### [TASK TO COMPLETE]
Copy each line in the data that includes the word "disabled".
[TASK MATERIAL — start]
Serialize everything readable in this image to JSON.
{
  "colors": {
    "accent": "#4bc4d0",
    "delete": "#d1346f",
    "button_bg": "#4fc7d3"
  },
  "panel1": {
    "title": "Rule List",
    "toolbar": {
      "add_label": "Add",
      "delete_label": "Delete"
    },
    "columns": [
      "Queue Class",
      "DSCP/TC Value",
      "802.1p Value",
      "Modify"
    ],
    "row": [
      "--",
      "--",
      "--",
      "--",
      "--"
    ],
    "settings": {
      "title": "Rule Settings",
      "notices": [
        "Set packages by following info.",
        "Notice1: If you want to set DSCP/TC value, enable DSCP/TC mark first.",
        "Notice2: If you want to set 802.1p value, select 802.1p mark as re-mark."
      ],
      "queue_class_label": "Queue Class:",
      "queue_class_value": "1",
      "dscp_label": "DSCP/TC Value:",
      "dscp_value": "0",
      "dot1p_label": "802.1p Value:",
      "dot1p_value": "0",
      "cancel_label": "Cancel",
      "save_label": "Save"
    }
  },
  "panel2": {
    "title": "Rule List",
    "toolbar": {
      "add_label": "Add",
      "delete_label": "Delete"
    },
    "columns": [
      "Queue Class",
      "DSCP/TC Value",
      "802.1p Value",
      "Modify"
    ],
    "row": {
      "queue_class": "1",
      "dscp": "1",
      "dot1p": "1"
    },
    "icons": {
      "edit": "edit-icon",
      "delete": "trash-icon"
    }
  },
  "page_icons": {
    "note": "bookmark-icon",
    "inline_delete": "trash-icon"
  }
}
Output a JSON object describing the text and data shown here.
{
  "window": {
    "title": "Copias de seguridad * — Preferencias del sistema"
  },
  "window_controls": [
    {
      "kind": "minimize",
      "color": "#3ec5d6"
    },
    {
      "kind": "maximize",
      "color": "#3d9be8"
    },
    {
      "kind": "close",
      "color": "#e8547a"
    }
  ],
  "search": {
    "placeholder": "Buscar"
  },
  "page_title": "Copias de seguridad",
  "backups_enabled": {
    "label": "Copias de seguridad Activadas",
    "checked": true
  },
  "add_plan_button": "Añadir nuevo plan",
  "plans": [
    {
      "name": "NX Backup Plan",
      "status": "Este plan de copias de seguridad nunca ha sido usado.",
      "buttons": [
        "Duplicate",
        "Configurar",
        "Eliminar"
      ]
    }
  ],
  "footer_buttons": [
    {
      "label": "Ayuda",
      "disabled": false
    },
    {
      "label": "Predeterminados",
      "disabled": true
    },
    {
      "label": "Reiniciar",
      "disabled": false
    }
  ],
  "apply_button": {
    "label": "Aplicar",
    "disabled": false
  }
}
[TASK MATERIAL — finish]
### [ANSWER SPACE]
      "disabled": false
      "disabled": true
      "disabled": false
    "disabled": false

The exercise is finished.